Task =
Determine how many lines in the records include "true". Write the number and nothing more.

Available records =
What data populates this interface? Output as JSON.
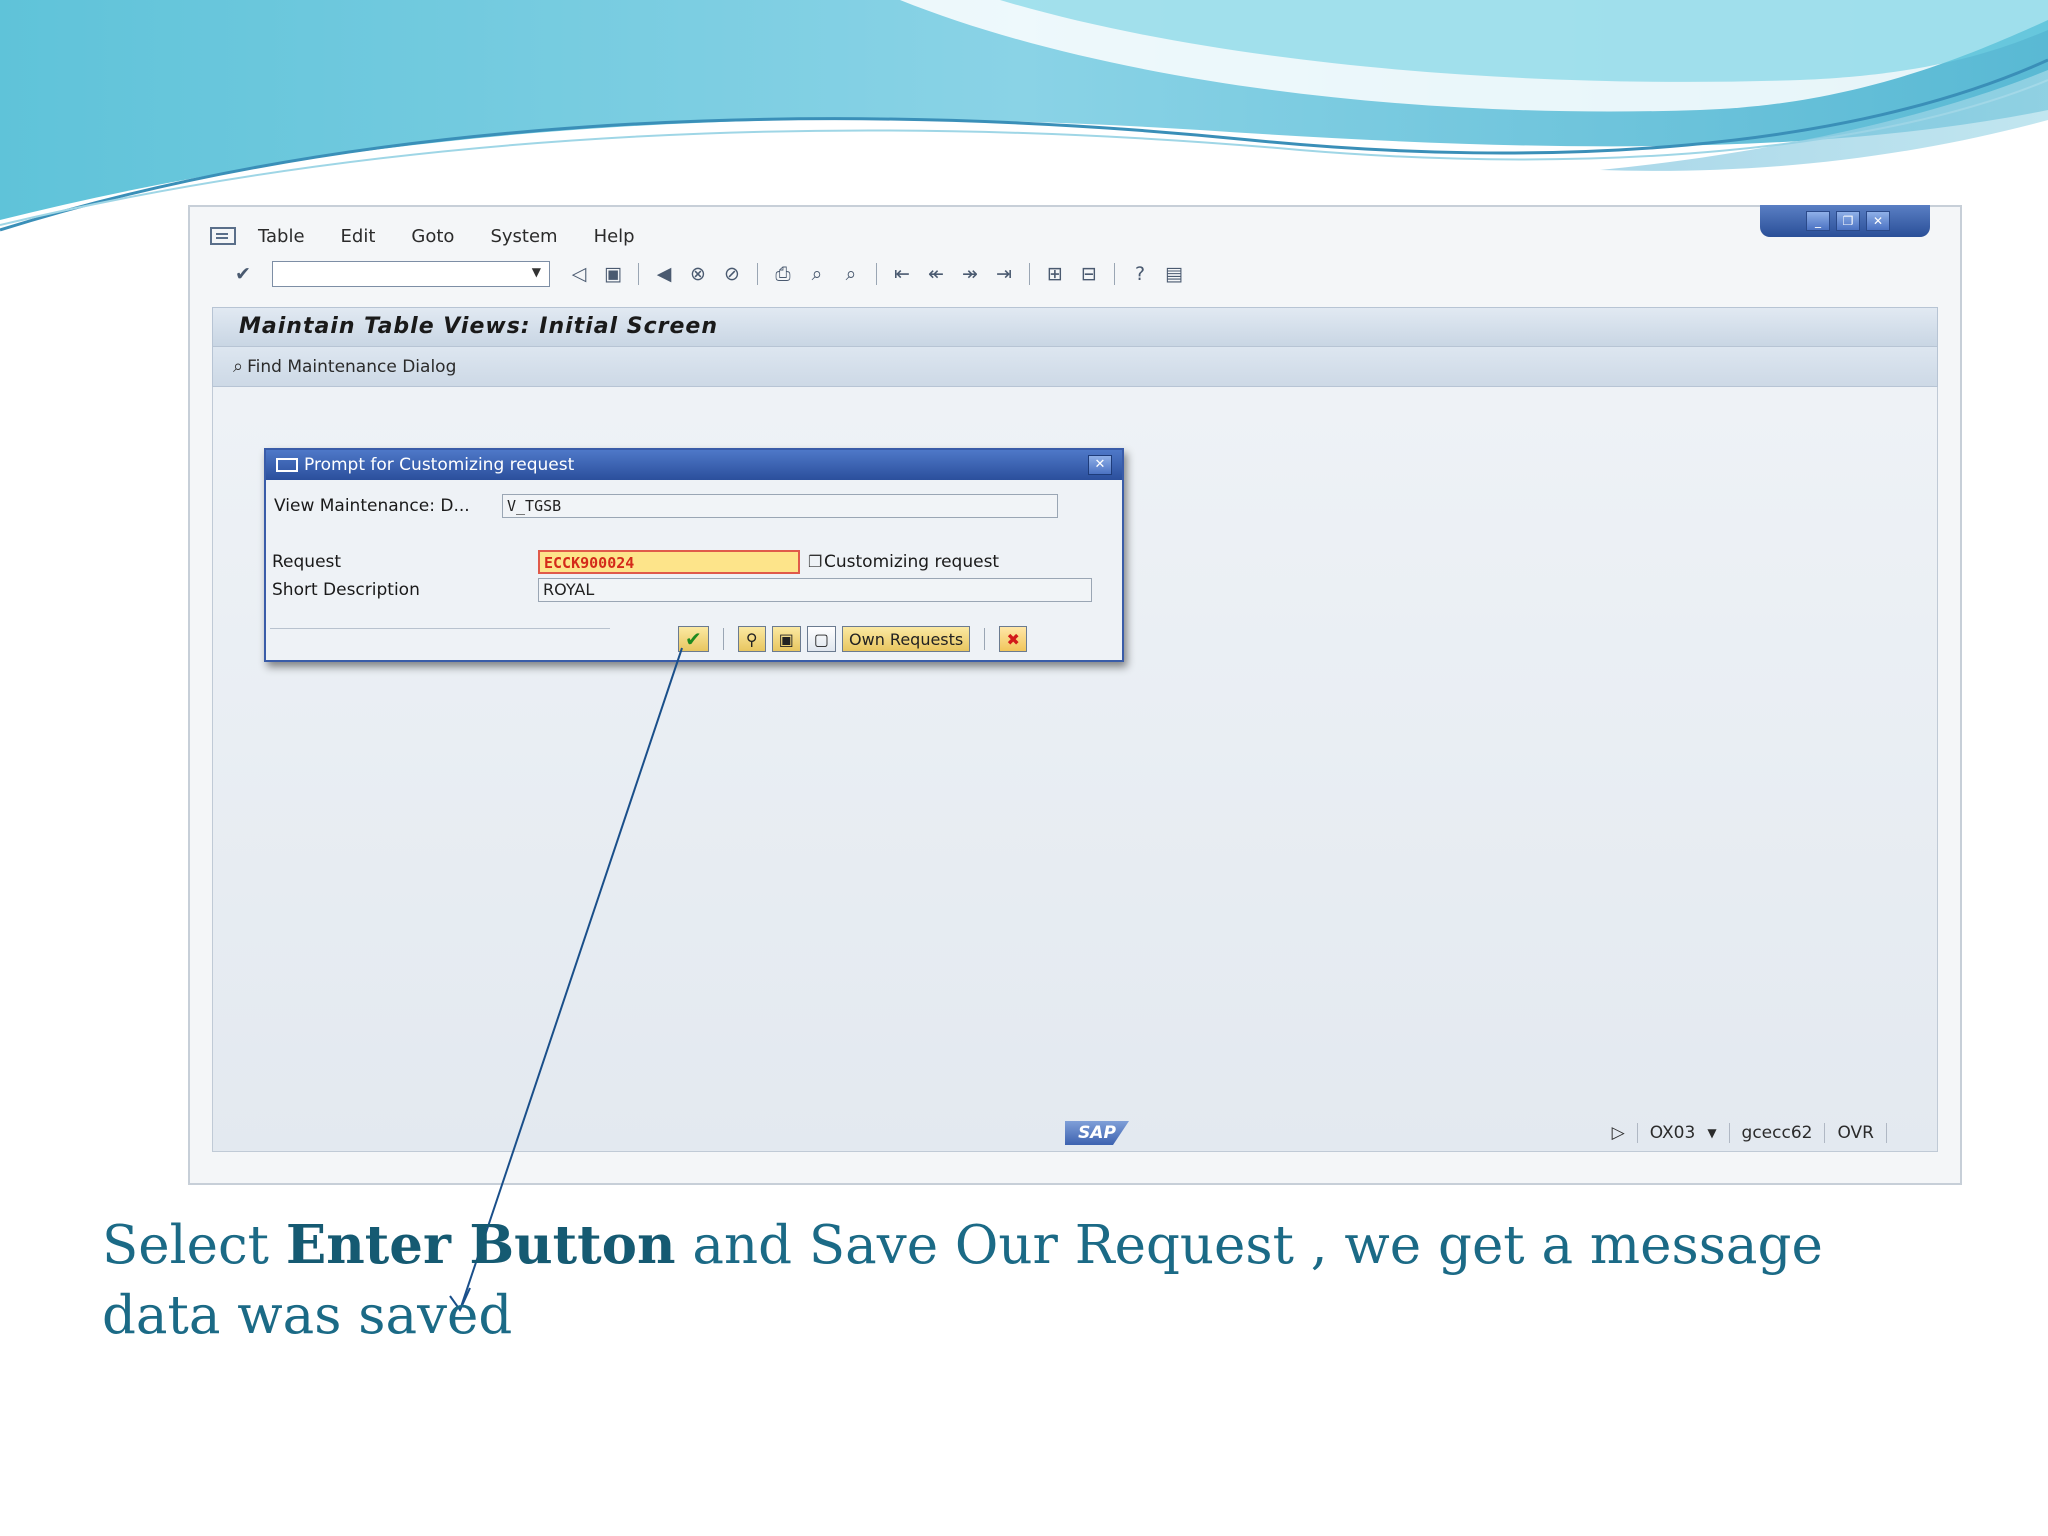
{
  "menubar": {
    "items": [
      "Table",
      "Edit",
      "Goto",
      "System",
      "Help"
    ]
  },
  "window_controls": [
    "minimize",
    "restore",
    "close"
  ],
  "screen": {
    "title": "Maintain Table Views: Initial Screen",
    "app_toolbar_label": "Find Maintenance Dialog"
  },
  "dialog": {
    "title": "Prompt for Customizing request",
    "view_label": "View Maintenance: D...",
    "view_value": "V_TGSB",
    "request_label": "Request",
    "request_value": "ECCK900024",
    "request_type": "Customizing request",
    "short_desc_label": "Short Description",
    "short_desc_value": "ROYAL",
    "own_requests_label": "Own Requests"
  },
  "statusbar": {
    "logo": "SAP",
    "transaction": "OX03",
    "system": "gcecc62",
    "mode": "OVR"
  },
  "caption": {
    "part1": "Select ",
    "bold": "Enter Button",
    "part2": " and Save Our Request , we get a message data was saved"
  },
  "colors": {
    "accent_blue": "#2b4f9c",
    "caption": "#1b6a86",
    "request_highlight": "#fde48a",
    "request_text": "#d42a1a"
  }
}
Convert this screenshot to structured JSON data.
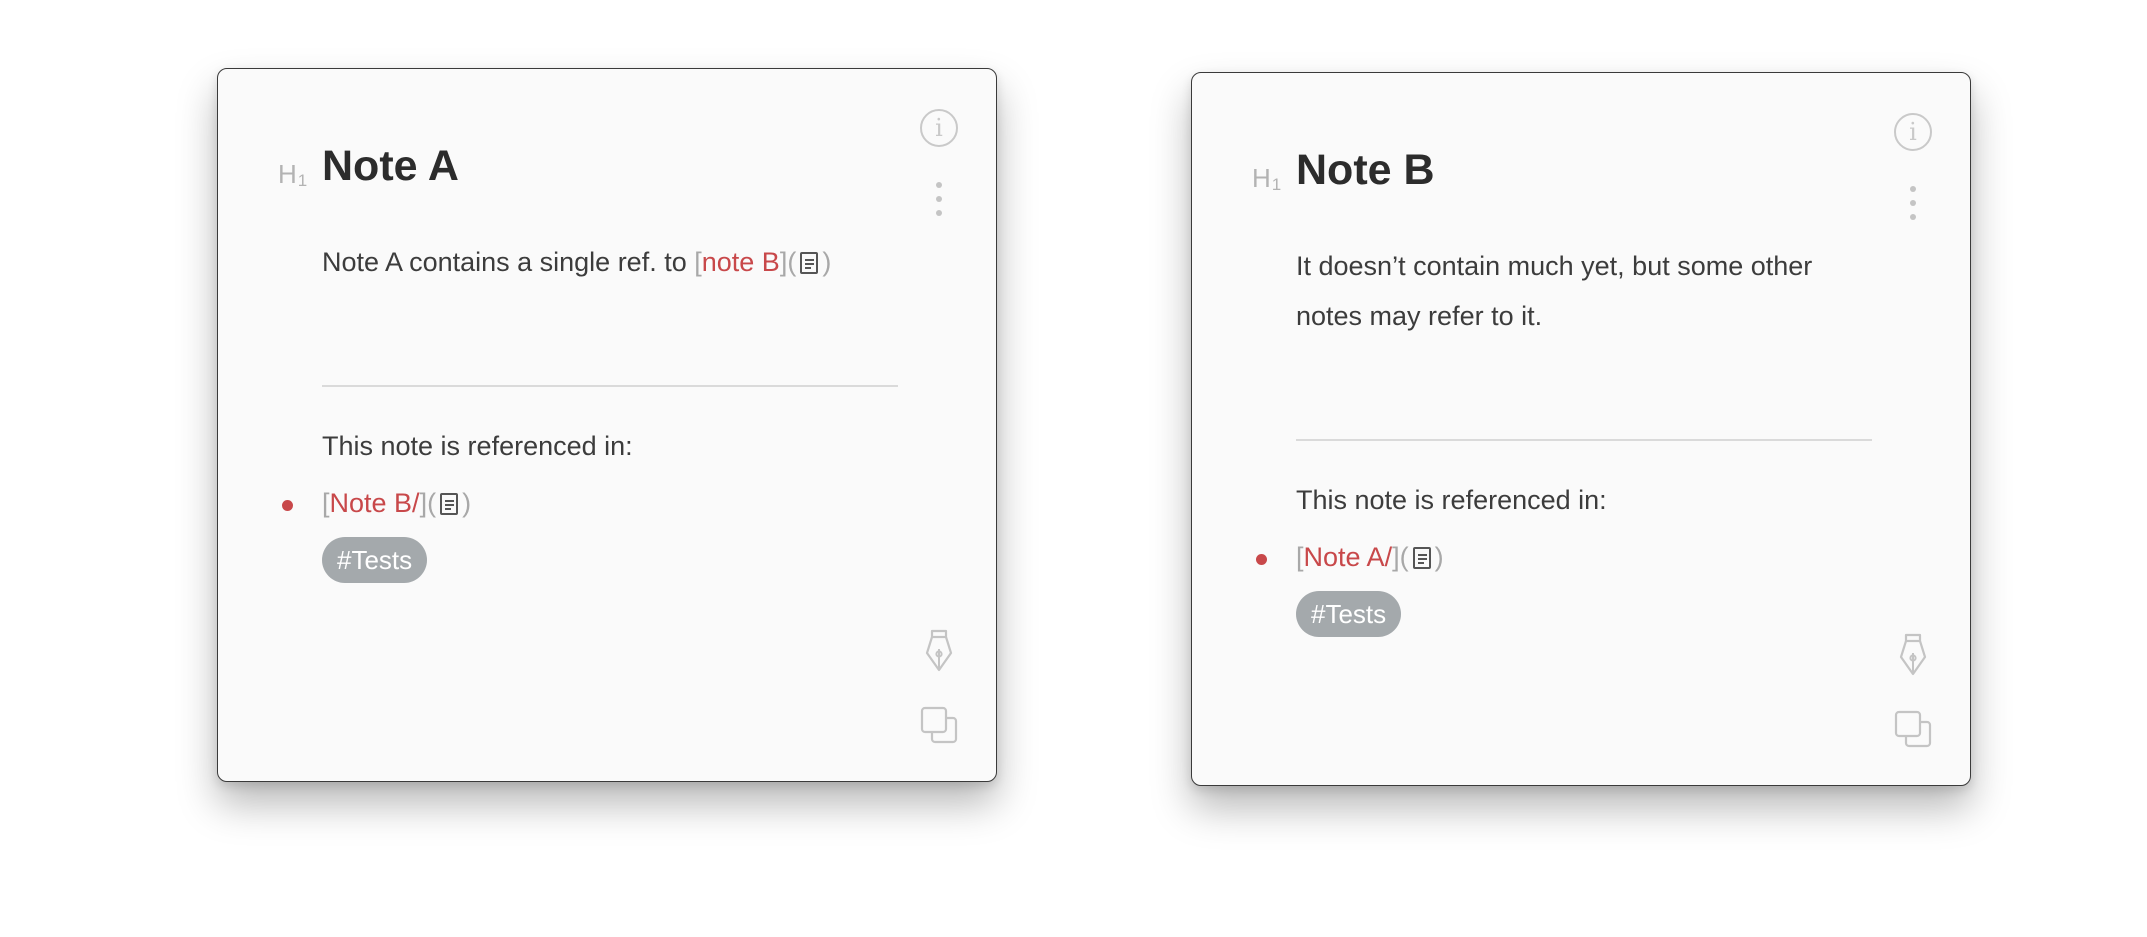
{
  "windows": [
    {
      "heading_marker": "H",
      "heading_level": "1",
      "title": "Note A",
      "body_prefix": "Note A contains a single ref. to ",
      "body_link_open": "[",
      "body_link_text": "note B",
      "body_link_mid": "](",
      "body_link_close": ")",
      "references_heading": "This note is referenced in:",
      "reference_open": "[",
      "reference_text": "Note B/",
      "reference_mid": "](",
      "reference_close": ")",
      "tag": "#Tests",
      "info_glyph": "i"
    },
    {
      "heading_marker": "H",
      "heading_level": "1",
      "title": "Note B",
      "body_text": "It doesn’t contain much yet, but some other notes may refer to it.",
      "references_heading": "This note is referenced in:",
      "reference_open": "[",
      "reference_text": "Note A/",
      "reference_mid": "](",
      "reference_close": ")",
      "tag": "#Tests",
      "info_glyph": "i"
    }
  ],
  "icons": {
    "info": "info-icon",
    "more": "more-vertical-icon",
    "pen": "pen-icon",
    "duplicate": "duplicate-icon",
    "note": "note-icon"
  },
  "colors": {
    "link": "#c8484a",
    "tag_background": "#a4a9ac",
    "window_background": "#fafafa"
  }
}
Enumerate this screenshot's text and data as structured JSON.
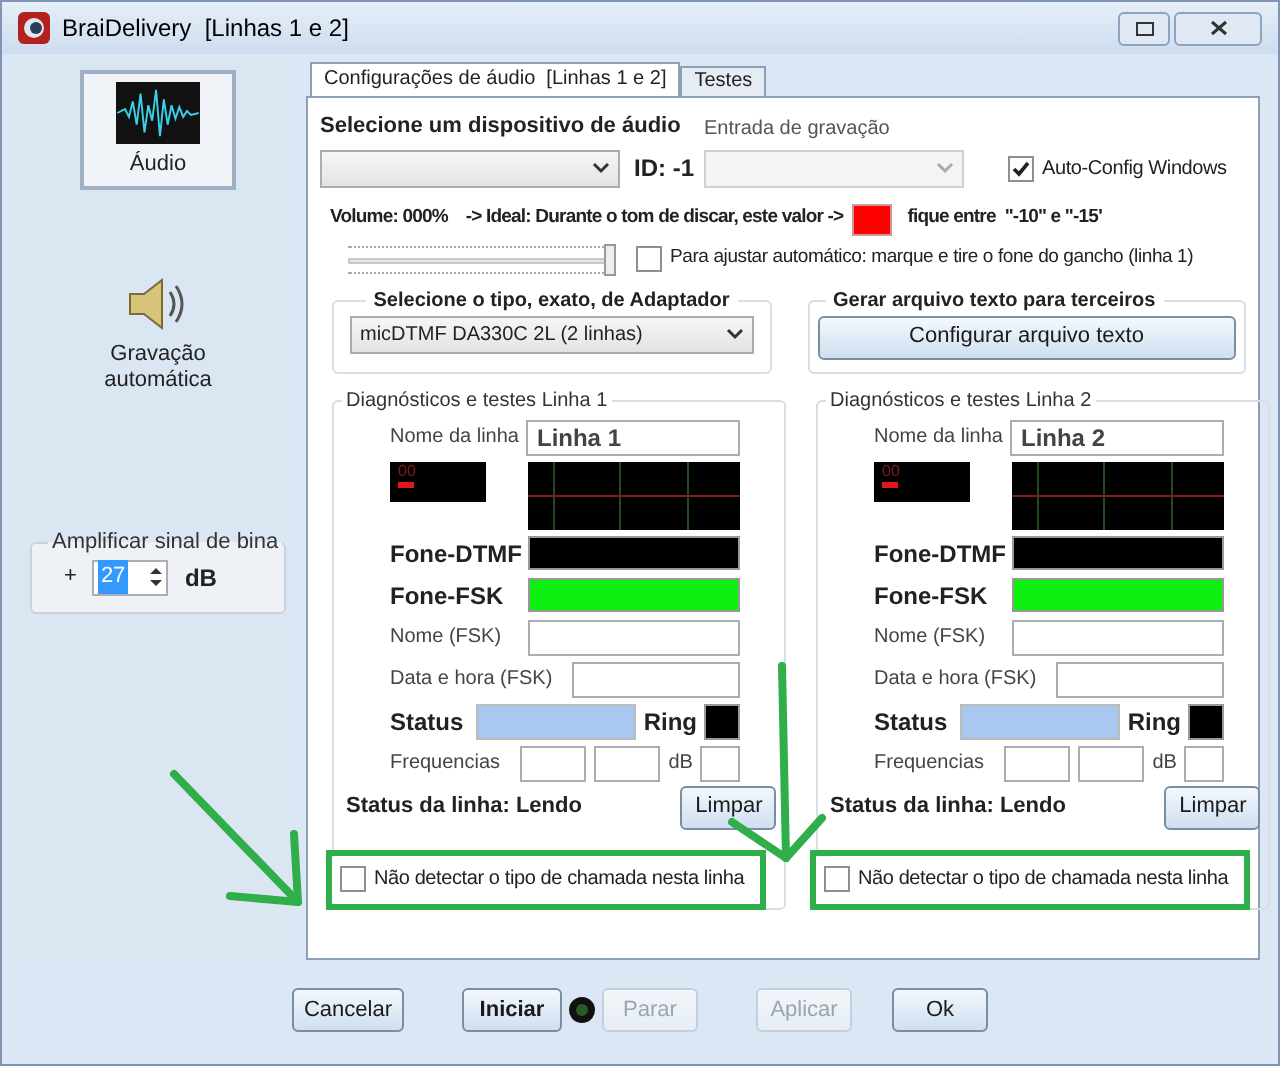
{
  "window": {
    "title": "BraiDelivery  [Linhas 1 e 2]"
  },
  "sidebar": {
    "items": [
      {
        "label": "Áudio",
        "selected": true,
        "kind": "audio"
      },
      {
        "label": "Gravação automática",
        "selected": false,
        "kind": "speaker"
      }
    ],
    "amplify": {
      "title": "Amplificar sinal de bina",
      "prefix": "+",
      "value": "27",
      "unit": "dB"
    }
  },
  "tabs": [
    {
      "label": "Configurações de áudio  [Linhas 1 e 2]",
      "selected": true
    },
    {
      "label": "Testes",
      "selected": false
    }
  ],
  "audio": {
    "device_label": "Selecione um dispositivo de áudio",
    "id_text": "ID: -1",
    "input_label": "Entrada de gravação",
    "auto_config": {
      "label": "Auto-Config Windows",
      "checked": true
    },
    "volume_text": "Volume: 000%    -> Ideal: Durante o tom de discar, este valor ->",
    "volume_hint": "fique entre  \"-10\" e \"-15'",
    "volume_slider": {
      "level": 1
    },
    "auto_adjust": {
      "label": "Para ajustar automático: marque e tire o fone do gancho (linha 1)",
      "checked": false
    }
  },
  "adapter": {
    "title": "Selecione o tipo, exato, de Adaptador",
    "value": "micDTMF DA330C 2L (2 linhas)"
  },
  "export": {
    "title": "Gerar arquivo texto para terceiros",
    "button": "Configurar arquivo texto"
  },
  "lines": [
    {
      "title": "Diagnósticos e testes Linha 1",
      "name_label": "Nome da linha",
      "name_value": "Linha 1",
      "counter": "00",
      "dtmf_label": "Fone-DTMF",
      "dtmf_active": false,
      "fsk_label": "Fone-FSK",
      "fsk_active": true,
      "fsk_name_label": "Nome (FSK)",
      "datetime_label": "Data e hora (FSK)",
      "status_label": "Status",
      "ring_label": "Ring",
      "freq_label": "Frequencias",
      "db_label": "dB",
      "line_status": "Status da linha: Lendo",
      "clear_button": "Limpar",
      "no_detect": {
        "label": "Não detectar o tipo de chamada nesta linha",
        "checked": false
      }
    },
    {
      "title": "Diagnósticos e testes Linha 2",
      "name_label": "Nome da linha",
      "name_value": "Linha 2",
      "counter": "00",
      "dtmf_label": "Fone-DTMF",
      "dtmf_active": false,
      "fsk_label": "Fone-FSK",
      "fsk_active": true,
      "fsk_name_label": "Nome (FSK)",
      "datetime_label": "Data e hora (FSK)",
      "status_label": "Status",
      "ring_label": "Ring",
      "freq_label": "Frequencias",
      "db_label": "dB",
      "line_status": "Status da linha: Lendo",
      "clear_button": "Limpar",
      "no_detect": {
        "label": "Não detectar o tipo de chamada nesta linha",
        "checked": false
      }
    }
  ],
  "buttons": [
    {
      "label": "Cancelar",
      "disabled": false
    },
    {
      "label": "Iniciar",
      "disabled": false,
      "bold": true
    },
    {
      "label": "Parar",
      "disabled": true
    },
    {
      "label": "Aplicar",
      "disabled": true
    },
    {
      "label": "Ok",
      "disabled": false
    }
  ]
}
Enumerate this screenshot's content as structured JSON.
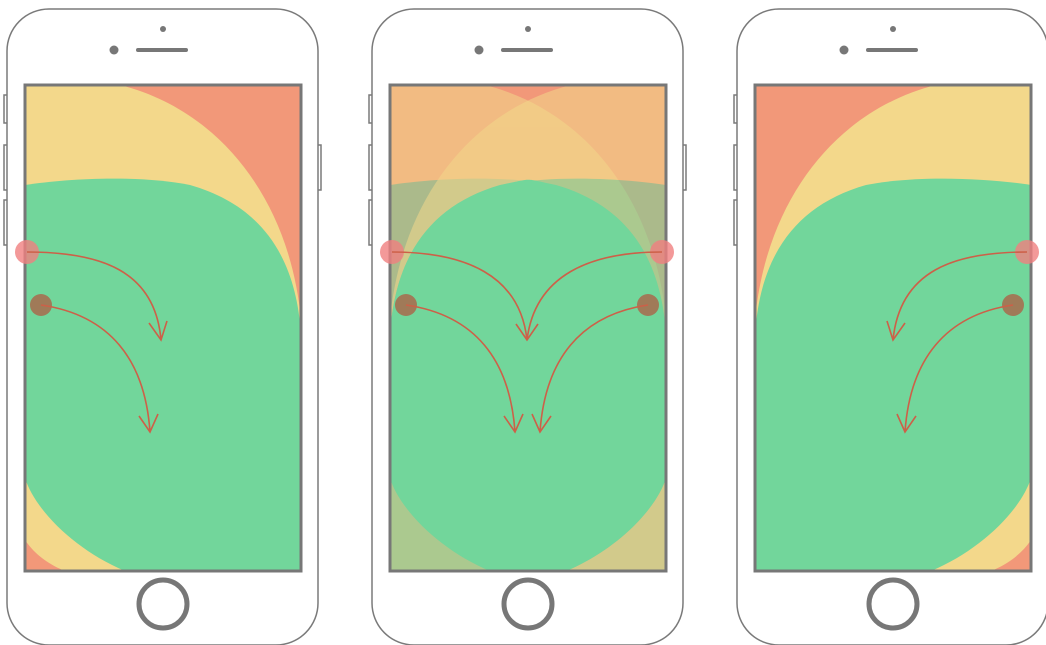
{
  "colors": {
    "background": "#ffffff",
    "phone_outline": "#7a7a7a",
    "screen_border": "#777777",
    "zone_easy": "#72d69b",
    "zone_ok": "#f3d88b",
    "zone_hard": "#f29879",
    "arrow": "#cd6048",
    "thumb_dot_pink": "#f07f7f",
    "thumb_dot_dark": "#a86a4c"
  },
  "phones": [
    {
      "id": "left-hand",
      "hand": "left"
    },
    {
      "id": "both-hands",
      "hand": "both"
    },
    {
      "id": "right-hand",
      "hand": "right"
    }
  ]
}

Task output =
8